NEW YORK — Alex Rodriguez looked
at the award he just received from Babe Ruth's granddaughter with big
eyes and a broad grin. It was as if he almost couldn't believe it was
"Postseason MVP. Wow," Rodriguez said Saturday night. Pausing for effect he added, "What's next, the good guy award?"
Less than a year ago, it would have been difficult to decide which would be more preposterous for the troubled star to earn.
Rodriguez completed a tumultuous
season that began with an awkward confession to past steroid use and
then hip surgery that kept him out until May by being selected the
winner of the Babe Ruth Award as the New York chapter of the Baseball
Writers' Association of America's postseason MVP.
A-Rod picked up the hardware at the 87th annual New York baseball writers' dinner Saturday night.
Rodriguez used his time away from the
team to rehabilitate his hip as a period of reflection. He returned
with a mantra: simplify things.
And after he told fans at the dinner
that "he'd stick to the script of 2009 and keep it very, very brief,"
he choked up, taking a long pause – save for a nervous laugh – to look
down at the podium and smile awkwardly.
Unlike the extended pause he took
during his steroids news conference, this one was broken when an
attendee – the dinner was crowded with Yankees fans – shouted, "You're
the best, A-Rod!"
Rodriguez batted .365 with six home
runs and 18 RBIs in 15 games in the postseason, quickly putting to rest
his reputation for failing when it mattered most – he had been 8 for 59
(.136) in the postseason since 2004 before going on a tear to lead New
York to its 27th title.
Rodriguez thanked the fans for being
patient with him after helping the Yankees win their first title since
2000. It was his first trip to the World Series in a 16-year career.
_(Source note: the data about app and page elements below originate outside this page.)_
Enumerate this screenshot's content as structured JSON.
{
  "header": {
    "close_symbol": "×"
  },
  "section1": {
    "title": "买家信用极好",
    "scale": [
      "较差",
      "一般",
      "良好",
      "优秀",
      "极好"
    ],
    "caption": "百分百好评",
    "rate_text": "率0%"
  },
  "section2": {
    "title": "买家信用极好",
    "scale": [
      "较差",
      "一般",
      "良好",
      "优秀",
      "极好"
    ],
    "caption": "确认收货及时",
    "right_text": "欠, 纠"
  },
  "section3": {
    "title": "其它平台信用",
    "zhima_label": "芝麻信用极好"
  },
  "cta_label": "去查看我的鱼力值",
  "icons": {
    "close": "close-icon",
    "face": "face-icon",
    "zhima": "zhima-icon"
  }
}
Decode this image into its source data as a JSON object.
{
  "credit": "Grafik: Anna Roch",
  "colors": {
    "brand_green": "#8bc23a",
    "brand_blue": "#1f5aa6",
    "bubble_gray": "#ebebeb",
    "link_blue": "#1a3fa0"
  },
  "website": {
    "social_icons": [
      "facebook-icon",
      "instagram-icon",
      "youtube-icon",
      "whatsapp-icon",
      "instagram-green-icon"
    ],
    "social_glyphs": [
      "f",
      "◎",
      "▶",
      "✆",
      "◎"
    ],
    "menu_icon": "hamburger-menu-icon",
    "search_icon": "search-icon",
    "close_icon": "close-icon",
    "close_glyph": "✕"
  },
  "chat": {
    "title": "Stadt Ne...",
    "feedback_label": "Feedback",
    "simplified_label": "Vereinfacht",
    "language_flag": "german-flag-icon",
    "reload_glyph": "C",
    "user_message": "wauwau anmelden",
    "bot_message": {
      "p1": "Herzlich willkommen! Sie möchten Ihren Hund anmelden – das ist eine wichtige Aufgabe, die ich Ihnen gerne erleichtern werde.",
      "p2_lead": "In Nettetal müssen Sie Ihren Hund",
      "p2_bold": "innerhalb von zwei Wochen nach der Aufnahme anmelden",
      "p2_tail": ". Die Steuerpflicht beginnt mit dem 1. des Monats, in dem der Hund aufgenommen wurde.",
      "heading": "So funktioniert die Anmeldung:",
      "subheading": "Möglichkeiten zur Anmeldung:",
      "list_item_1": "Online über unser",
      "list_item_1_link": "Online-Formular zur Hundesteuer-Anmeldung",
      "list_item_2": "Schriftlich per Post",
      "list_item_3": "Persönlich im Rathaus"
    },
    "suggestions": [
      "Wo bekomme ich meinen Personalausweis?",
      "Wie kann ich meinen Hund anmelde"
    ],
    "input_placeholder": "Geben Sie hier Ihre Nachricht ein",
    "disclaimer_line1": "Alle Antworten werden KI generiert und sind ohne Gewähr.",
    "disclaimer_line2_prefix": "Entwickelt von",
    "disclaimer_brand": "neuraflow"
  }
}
He
joined the Yankees in '04.
The three-time American League MVP took great pleasure in this award.
"I've been to these dinners a couple
of times to receive MVP awards and those, I'm very proud of those
accomplishments," he said. "But none of those accomplishments will ever
compare to the feeling you get from being part of a team that won a
world championship. Like Albert [Pujols] said, there's nothing like
winning a World championship."
Pujols was at the dinner to pick up
his award for NL MVP. Minnesota's Joe Mauer collected the AL MVP and
the Sid Mercer-Dick Young Player of the Year Award.
During his routine, comedian and
writer Bill Scheft told Mauer, who will be a free agent after the 2010
season, that all New York airports were closed and that he'll have to
stay until 2015.
Mauer's dad Jake Mauer, who bought
his first tuxedo for the event, said his family wasn't going to push
Joe to stay in Minnesota.
"Wherever he's happy, we're happy," Jake Mauer said.
Among those on the dais were the Angels' Mike Scioscia and the Rockies' Jim Tracy, managers of the year.
Scioscia dedicated his award to the Angels' 22-year-old rookie pitcher Nick Adenhart, who died in a car accident on April 9.
Former Yankees third baseman Aaron
Boone received one of the loudest ovations of the night when he picked
up the Arthur and Milton Richman You Gotta Have Heart Award. Boone had
heart surgery this season and was able to return to the field for the
Houston Astros in September.
Mets right fielder Jeff Francoeur
won the Ben Epstein-Dan Castellano Good Guy Award, and teammate Carlos
Beltran got the Joan Payson Award for community service. Beltran was
not in attendance because he had knee surgery last week.
Yankees shortstop Derek Jeter was
not at the dinner to collect his Joe DiMaggio Toast of the Town Award.
He also shared the Willie, Mickey and the Duke Award with teammates
Jorge Posada, Mariano Rivera and Andy Pettitte as the core four of the
Yankees championship teams.
Don Zimmer, whose big league career
began in 1954 with the Brooklyn Dodgers won the William J. Slocum–Jack
Lang Award for long and meritorious service.